James Turrell, 1981
Richard Artschwager has been making art – sculpture, painting, drawings and other objects – since the early 1950s. For more than four decades, Artschwager has forged a unique and maverick path in twentieth century art by confounding its generic limits, all the while making the visual comprehension of space and the everyday objects that occupy it strangely unfamiliar. Artschwager's work has been variously described as Pop Art, because of its derivation from utilitarian objects and incorporation of commercial and industrial materials; as Minimal Art, because of its geometric forms and solid presence; and as Conceptual Art, because of its cool and cerebral detachment. But none of these classifications adequately defines the aims of an artist who specializes in categorical confusion and works to reveal the levels of deception involved in pictorial illusionism. Artschwager's approach focuses on the structures of perception, striving to conflate the world of images, which can be apprehended but not physically grasped, and the world of objects, which is the same space that we ourselves occupy.
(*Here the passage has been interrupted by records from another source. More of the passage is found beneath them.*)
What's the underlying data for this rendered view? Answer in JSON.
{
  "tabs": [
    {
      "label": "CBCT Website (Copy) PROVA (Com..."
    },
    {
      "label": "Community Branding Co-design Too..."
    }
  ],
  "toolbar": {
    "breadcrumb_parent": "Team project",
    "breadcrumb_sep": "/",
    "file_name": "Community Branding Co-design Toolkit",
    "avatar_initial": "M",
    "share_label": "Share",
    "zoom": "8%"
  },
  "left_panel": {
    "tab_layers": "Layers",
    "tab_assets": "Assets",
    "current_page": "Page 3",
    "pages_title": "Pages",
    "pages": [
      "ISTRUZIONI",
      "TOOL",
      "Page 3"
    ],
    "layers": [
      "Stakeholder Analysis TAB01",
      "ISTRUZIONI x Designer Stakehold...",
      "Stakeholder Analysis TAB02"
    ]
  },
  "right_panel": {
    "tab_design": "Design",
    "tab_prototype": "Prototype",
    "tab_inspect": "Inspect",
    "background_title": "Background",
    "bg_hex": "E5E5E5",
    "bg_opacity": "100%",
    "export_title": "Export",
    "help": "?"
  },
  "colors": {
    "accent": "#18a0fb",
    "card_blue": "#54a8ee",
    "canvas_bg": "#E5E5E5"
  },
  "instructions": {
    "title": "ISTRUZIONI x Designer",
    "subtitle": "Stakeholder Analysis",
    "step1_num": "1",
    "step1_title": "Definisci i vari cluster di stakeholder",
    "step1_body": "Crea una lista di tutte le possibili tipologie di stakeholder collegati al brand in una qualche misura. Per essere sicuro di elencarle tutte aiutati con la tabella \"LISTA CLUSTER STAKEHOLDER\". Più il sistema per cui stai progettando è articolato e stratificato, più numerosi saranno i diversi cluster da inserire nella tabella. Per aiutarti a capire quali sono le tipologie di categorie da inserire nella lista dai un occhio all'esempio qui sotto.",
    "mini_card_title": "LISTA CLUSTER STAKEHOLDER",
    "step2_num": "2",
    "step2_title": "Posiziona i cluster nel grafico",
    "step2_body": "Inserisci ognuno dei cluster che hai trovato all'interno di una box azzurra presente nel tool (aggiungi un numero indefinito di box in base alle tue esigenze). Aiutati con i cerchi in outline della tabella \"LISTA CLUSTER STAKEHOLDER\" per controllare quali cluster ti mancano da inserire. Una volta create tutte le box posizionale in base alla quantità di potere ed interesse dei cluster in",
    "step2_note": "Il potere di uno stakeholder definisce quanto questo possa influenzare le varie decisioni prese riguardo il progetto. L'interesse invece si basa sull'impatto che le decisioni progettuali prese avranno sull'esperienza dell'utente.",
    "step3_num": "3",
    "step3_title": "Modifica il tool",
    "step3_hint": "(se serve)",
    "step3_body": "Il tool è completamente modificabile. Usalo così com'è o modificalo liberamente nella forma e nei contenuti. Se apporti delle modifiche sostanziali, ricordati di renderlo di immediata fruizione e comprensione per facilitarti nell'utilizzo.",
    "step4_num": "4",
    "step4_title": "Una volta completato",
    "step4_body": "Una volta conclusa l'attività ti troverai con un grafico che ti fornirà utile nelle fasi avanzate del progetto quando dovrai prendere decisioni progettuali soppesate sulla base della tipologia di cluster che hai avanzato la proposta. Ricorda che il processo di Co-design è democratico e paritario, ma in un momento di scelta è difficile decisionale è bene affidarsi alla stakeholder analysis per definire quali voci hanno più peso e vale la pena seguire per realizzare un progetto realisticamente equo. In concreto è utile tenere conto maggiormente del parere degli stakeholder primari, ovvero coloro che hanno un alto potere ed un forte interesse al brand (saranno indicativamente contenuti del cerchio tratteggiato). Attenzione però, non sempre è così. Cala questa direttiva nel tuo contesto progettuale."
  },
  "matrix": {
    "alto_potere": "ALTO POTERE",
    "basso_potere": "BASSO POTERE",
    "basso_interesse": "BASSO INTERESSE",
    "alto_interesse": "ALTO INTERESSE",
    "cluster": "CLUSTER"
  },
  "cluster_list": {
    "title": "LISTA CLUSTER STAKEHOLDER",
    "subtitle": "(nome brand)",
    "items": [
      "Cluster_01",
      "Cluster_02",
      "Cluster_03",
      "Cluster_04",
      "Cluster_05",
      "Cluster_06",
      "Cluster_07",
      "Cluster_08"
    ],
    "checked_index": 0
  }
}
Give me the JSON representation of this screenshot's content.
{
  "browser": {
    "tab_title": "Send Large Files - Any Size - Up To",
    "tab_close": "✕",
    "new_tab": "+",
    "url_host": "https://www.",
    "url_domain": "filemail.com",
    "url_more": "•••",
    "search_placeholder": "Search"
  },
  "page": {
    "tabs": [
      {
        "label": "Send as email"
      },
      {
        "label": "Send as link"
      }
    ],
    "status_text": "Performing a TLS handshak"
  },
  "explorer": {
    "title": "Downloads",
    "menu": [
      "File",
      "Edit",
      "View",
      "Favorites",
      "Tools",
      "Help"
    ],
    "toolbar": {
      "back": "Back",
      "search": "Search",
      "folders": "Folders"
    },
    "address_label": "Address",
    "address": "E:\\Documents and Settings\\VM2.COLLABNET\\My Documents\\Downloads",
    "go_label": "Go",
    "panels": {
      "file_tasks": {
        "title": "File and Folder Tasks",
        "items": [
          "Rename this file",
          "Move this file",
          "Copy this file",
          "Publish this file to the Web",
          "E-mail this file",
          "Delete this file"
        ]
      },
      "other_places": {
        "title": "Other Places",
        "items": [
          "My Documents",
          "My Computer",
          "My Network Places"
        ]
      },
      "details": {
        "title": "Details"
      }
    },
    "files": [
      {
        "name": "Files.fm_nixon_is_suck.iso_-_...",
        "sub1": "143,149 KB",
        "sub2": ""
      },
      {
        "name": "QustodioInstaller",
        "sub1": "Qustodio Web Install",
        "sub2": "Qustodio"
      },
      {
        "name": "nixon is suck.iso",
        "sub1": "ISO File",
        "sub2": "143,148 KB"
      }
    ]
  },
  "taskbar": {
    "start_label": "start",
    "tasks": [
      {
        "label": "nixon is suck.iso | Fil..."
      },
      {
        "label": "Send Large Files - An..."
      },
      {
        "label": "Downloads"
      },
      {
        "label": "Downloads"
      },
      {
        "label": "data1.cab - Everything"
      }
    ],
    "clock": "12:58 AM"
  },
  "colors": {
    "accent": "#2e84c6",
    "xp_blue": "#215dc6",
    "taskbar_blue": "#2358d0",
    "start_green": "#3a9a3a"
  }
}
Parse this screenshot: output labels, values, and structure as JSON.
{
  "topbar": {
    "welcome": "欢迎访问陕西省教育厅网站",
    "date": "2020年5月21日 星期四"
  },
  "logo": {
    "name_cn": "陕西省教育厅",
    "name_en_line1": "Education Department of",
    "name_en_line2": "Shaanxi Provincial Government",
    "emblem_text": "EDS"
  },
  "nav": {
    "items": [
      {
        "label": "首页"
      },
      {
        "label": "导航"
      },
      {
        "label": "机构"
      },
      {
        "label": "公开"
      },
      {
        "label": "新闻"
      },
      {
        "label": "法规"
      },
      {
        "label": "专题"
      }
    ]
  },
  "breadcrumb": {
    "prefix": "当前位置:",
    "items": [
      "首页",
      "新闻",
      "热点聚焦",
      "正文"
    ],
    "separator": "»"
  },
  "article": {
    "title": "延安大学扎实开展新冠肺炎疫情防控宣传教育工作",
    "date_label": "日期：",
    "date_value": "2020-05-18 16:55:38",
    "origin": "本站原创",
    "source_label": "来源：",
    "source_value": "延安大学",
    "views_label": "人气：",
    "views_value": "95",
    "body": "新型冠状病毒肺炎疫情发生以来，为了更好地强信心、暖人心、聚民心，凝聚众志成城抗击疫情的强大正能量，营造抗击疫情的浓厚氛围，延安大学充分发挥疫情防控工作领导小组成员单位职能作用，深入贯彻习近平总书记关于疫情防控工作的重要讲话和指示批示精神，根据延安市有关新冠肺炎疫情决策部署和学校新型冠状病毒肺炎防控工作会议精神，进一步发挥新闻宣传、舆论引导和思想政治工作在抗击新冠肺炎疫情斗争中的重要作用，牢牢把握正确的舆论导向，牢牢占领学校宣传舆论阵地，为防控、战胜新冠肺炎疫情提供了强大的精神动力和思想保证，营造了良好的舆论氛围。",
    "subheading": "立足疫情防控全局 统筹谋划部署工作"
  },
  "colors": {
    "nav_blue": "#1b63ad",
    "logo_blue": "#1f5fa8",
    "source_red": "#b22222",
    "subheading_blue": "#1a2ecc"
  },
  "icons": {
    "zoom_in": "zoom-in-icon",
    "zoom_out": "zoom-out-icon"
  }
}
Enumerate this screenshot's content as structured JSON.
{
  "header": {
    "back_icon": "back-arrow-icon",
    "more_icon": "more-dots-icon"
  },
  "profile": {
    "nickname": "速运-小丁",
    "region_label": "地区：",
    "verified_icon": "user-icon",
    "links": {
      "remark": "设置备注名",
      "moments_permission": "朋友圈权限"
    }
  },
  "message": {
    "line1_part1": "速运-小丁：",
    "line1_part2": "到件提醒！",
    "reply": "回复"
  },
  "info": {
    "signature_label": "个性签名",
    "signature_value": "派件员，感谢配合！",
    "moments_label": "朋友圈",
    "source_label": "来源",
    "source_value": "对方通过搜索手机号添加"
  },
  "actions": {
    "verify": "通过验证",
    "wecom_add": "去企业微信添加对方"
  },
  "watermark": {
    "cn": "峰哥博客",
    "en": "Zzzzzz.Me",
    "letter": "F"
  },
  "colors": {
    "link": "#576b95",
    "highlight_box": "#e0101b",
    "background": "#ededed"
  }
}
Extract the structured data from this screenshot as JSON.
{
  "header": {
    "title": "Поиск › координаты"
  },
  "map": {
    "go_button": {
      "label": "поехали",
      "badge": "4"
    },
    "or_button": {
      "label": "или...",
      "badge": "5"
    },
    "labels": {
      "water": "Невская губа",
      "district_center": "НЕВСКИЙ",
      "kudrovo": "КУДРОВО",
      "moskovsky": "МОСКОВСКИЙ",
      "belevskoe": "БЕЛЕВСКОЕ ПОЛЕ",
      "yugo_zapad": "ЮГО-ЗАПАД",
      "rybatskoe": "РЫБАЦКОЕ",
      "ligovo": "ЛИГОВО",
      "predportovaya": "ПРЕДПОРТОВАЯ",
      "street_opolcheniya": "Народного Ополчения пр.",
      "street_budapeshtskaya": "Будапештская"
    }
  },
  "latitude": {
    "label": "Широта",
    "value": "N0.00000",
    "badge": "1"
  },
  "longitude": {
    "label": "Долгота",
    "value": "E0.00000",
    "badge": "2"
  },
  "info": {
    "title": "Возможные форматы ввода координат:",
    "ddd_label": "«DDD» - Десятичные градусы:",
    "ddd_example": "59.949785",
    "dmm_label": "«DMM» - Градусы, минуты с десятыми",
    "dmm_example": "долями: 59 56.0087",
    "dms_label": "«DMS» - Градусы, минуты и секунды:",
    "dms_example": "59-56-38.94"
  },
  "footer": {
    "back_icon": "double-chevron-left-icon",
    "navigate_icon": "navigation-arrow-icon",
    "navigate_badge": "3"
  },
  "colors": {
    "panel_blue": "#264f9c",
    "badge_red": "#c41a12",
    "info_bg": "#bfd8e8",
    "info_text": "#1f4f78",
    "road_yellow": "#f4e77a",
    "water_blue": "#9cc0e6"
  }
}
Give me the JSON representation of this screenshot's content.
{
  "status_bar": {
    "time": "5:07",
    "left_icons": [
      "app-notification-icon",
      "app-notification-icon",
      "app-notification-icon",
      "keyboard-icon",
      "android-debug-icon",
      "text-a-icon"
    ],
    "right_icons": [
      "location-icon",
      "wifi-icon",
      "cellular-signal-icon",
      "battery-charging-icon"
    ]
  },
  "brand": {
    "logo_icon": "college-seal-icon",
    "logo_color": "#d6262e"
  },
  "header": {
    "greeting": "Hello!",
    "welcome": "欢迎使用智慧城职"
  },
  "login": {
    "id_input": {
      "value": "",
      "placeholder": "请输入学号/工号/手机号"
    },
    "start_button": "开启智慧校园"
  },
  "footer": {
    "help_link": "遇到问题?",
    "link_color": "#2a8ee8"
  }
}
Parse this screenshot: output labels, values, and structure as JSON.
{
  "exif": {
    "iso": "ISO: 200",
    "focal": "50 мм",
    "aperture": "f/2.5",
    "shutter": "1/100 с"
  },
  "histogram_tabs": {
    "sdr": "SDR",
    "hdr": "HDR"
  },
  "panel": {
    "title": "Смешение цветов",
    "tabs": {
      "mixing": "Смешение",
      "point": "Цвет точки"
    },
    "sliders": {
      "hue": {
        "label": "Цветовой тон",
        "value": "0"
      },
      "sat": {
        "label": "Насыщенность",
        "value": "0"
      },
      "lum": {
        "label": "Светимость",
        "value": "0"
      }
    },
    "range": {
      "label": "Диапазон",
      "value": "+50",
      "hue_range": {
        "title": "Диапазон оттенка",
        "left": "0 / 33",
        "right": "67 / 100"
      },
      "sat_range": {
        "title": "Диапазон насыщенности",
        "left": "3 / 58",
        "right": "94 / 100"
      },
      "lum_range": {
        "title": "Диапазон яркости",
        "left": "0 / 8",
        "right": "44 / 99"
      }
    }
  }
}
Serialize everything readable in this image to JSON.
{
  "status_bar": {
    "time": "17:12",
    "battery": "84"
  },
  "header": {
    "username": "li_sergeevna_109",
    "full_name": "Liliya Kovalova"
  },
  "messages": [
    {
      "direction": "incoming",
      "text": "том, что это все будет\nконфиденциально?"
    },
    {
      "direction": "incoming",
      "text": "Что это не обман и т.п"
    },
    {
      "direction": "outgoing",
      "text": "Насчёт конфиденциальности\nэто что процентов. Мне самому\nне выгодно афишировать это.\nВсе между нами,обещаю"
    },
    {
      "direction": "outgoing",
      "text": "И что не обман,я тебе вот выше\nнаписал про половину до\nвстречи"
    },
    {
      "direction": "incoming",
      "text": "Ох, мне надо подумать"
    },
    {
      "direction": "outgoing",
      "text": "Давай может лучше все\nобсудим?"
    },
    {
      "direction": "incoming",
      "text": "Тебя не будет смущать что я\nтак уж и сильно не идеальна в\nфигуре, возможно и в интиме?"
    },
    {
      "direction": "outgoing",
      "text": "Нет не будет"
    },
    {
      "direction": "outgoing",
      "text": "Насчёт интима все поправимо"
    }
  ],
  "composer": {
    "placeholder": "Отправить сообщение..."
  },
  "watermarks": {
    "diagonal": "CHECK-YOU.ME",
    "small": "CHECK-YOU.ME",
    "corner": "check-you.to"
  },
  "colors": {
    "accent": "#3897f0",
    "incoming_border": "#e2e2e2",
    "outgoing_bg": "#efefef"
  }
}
His most recent work marks a departure, in that the images he has composed from sources in popular culture have overt, if deadpan, allusions to current political issues.